> Exercise brief
The answer should be a single number: how many lines in the material contain "time".

> Dataset content
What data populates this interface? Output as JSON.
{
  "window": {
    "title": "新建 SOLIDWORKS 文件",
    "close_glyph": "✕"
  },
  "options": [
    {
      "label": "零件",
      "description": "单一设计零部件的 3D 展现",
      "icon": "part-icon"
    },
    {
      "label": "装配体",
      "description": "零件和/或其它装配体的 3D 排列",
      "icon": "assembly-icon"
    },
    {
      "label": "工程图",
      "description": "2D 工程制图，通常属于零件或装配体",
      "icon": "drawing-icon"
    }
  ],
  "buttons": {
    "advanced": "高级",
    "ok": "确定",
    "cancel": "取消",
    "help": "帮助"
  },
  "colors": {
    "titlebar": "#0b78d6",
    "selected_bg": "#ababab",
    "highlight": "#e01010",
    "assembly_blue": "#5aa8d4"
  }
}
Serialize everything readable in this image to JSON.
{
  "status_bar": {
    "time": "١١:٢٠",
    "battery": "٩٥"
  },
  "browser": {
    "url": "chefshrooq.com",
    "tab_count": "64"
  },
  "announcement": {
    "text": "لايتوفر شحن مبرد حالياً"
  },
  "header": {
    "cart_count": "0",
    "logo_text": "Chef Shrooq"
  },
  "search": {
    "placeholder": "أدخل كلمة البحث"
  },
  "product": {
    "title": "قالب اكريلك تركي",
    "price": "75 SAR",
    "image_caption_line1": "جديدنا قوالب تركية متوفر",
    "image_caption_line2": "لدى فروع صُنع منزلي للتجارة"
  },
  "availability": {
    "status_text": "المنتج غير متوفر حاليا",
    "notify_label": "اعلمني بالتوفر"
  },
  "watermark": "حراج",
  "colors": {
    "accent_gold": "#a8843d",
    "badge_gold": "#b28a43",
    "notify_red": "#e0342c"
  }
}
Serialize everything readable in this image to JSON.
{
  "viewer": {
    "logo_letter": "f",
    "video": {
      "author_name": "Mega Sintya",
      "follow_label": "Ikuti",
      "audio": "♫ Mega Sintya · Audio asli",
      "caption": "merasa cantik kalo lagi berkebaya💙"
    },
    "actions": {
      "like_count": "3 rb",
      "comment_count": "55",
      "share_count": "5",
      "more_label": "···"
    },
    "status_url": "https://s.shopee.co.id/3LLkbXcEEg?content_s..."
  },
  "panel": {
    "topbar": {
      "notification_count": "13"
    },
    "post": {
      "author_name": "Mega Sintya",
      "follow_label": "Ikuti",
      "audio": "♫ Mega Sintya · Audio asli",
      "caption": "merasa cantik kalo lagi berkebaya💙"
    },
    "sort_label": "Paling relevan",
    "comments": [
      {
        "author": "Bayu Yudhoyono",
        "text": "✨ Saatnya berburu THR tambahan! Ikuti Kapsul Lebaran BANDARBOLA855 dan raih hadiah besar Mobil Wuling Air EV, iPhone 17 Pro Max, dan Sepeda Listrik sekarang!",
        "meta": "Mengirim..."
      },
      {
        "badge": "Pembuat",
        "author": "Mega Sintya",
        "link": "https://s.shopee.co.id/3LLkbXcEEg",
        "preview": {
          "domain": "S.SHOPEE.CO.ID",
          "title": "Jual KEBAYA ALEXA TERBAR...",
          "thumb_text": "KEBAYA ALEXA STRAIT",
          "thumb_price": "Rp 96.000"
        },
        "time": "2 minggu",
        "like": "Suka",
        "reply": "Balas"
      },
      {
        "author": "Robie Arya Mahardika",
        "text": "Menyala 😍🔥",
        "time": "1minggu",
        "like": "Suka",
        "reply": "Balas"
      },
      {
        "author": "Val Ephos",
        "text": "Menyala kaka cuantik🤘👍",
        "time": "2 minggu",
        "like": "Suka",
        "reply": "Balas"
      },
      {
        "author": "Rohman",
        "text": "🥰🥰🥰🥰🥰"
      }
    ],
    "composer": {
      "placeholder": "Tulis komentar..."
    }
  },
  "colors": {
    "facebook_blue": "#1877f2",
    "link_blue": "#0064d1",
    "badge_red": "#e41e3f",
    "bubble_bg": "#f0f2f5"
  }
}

> Response area
4